WHAT YOU ARE ASKED TO DO: Gather every line from the entries below that includes "JSON".

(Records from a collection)
○ ○ ○ ○ ○ ○ ○

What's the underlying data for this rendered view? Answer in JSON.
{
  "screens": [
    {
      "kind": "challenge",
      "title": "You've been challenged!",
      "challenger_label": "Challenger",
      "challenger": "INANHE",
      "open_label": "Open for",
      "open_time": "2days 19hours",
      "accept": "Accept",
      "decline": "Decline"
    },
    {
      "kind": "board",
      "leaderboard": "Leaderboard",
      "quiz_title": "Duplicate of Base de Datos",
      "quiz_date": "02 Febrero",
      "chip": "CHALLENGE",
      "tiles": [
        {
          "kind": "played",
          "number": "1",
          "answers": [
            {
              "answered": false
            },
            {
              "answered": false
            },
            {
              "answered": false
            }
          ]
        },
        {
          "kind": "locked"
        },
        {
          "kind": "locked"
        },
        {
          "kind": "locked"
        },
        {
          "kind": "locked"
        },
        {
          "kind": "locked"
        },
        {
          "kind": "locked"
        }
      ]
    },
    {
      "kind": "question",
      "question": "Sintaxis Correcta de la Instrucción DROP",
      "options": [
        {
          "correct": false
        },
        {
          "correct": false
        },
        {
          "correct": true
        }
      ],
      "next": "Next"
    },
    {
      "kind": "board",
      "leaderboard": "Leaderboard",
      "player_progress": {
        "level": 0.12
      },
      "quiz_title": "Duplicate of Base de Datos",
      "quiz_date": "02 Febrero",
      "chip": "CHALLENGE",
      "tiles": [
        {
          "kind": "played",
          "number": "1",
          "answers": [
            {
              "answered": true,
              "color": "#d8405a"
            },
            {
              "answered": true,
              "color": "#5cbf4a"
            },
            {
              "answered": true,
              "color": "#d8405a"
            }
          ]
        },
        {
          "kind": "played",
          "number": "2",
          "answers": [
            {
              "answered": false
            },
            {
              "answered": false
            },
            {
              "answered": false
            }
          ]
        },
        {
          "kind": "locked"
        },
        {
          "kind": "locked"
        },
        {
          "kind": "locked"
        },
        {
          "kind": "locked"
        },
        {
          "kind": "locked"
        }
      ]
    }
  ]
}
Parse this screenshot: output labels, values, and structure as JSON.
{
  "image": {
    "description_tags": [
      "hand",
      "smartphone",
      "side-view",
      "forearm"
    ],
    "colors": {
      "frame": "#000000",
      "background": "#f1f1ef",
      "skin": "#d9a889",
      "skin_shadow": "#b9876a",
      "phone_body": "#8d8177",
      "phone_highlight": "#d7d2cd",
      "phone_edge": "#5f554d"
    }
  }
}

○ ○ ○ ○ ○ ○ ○

WRITTEN RESPONSE:
What's the underlying data for this rendered view? Answer in JSON.
Parse this screenshot: output labels, values, and structure as JSON.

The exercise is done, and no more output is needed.